-- Work request --
Below are lines of data. Give the number of them that contain the string "Zoom", and nothing else.

-- Listed entries --
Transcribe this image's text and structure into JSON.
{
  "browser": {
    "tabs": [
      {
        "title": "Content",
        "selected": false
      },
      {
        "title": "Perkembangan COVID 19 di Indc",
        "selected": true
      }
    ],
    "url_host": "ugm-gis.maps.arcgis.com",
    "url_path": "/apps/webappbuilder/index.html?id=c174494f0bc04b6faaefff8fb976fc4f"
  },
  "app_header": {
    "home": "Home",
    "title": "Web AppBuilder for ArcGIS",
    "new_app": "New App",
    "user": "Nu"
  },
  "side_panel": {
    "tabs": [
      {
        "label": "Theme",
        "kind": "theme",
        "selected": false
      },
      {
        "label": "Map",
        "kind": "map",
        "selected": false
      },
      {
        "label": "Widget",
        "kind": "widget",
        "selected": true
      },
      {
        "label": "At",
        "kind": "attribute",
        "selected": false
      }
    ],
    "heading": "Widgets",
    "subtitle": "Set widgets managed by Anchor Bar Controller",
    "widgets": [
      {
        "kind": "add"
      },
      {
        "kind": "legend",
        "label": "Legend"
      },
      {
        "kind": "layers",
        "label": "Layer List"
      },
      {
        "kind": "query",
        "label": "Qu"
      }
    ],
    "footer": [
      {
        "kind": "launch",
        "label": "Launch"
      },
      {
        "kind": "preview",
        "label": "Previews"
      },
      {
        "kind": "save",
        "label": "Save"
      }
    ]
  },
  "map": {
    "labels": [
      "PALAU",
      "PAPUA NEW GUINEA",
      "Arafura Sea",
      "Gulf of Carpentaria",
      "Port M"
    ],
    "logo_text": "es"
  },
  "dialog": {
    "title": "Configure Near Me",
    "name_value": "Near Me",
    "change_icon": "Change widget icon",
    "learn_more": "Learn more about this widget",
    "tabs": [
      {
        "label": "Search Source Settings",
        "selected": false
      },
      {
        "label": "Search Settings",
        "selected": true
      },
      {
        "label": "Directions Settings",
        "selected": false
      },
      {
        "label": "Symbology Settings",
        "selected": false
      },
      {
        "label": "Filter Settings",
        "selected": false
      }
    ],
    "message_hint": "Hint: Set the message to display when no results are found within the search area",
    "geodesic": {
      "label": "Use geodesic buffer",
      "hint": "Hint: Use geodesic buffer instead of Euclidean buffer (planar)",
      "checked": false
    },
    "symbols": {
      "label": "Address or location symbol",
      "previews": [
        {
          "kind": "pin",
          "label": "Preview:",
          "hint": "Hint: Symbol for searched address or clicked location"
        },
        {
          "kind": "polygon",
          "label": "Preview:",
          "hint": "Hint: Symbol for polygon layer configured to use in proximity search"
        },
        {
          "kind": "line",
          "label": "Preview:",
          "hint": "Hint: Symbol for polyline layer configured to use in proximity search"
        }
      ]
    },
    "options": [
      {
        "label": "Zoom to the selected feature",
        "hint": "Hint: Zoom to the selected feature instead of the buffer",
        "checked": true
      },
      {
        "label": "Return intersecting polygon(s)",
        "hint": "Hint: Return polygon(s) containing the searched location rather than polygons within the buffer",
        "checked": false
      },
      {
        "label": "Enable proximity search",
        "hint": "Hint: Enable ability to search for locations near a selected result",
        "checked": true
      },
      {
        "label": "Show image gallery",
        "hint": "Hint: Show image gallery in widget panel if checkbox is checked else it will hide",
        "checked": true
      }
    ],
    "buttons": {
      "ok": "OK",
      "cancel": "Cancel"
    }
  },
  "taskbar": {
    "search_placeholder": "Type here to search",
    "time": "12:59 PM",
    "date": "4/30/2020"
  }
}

-- Written response --
2